La Stampa reported that from December onwards, coffee shop owners in Genoa will be forced to raise the price of a cup of coffee to €1.20.
Representatives from FEPAG, Genoa's Federation for Commerce, called the increase “a painful decision, but one which cannot be reversed", citing dramatic increases in rent and local taxes as the cause.
The price hike comes after a five year block on coffee prices, and Genoa's not the only city where coffee is becoming more costly. La Stampa said that in recent weeks, bars in the comune of Gorizia have displayed notices to clients warning them of, and apologizing for, an impending price increase from €1 to €1.10.
On a national scale, prices vary considerably in different Italian cities, but all have been affected by the financial crisis and subsequent tax increases.
Figures from Istat, Italy's statistics agency, show that in July the average price of a cup of coffee ranged from €0.77 in Bari to €1.04 in Turin, while prices in Bologna and Florence also passed the €1 threshold.
Rome is one of the cheaper cities for a coffee, with prices varying from €0.80 to €0.90 in more central bars, but shopowners are still suffering.
Bar owner Massimo Loffredo told The Local that although prices to customers have remained the same, IVA (VAT) on coffee has recently gone up by 22 percent. “We can't raise our prices or we wouldn't be able to sell it any more,” he said.
Another barista, Claudia, explained: “Taxes have become a huge problem for us – we don't make as much profit now, so there's nothing left at the end of the month. Today it's worse than ever before. ”

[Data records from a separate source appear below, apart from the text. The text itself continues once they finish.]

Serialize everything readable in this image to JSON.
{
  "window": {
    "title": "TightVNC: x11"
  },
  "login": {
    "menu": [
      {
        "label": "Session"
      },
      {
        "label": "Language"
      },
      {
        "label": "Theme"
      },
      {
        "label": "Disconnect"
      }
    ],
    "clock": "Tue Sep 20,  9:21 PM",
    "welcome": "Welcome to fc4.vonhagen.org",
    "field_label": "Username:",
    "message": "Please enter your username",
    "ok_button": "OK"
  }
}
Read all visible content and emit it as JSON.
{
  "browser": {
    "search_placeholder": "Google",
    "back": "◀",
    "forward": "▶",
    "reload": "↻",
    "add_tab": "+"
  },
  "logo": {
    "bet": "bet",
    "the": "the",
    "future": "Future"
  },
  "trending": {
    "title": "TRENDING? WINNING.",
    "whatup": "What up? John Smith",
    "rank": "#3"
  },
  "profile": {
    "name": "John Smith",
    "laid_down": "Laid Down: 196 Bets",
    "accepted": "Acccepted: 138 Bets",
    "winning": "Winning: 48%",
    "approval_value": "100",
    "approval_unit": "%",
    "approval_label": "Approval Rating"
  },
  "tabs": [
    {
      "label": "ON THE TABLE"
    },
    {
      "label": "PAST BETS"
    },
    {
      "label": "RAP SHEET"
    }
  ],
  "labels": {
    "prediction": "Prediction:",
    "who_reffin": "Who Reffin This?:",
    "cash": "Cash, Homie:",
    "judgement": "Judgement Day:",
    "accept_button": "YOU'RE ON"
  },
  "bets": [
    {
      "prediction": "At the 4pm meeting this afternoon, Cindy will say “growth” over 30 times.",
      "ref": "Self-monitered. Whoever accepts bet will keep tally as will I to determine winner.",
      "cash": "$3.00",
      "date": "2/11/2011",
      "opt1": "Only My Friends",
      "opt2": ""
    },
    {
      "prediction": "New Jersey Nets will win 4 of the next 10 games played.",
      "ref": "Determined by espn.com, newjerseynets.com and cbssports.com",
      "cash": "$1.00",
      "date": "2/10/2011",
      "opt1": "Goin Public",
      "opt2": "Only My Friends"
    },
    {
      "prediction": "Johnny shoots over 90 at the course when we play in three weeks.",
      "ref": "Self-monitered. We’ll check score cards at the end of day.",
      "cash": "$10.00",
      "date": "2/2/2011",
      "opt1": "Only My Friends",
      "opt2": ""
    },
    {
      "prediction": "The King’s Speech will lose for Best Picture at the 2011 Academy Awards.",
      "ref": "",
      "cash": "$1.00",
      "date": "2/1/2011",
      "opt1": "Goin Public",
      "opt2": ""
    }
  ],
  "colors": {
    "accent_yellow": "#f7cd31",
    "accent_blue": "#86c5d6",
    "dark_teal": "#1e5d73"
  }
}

Lino Stoppani, the president of Fipe, the Italian Federation for Commerce, told La Stampa that business has become more difficult for shopkeepers, as economic cutbacks have meant coffee consumption is down by 2.4 percent. “This leaves only two alternatives,” he said. “Reduce spending, which is difficult as most bars have fixed costs, or raise prices, as has happened in Genoa.”
He said it would be impossible to establish a standard national price, because the variations reflected “the quality of the blend, costs of rent and local taxes, which differ from city to city and business to business.”
But Stoppani did add that the Italians could have it worse, reminding them that “in Paris an espresso can cost up to €3.”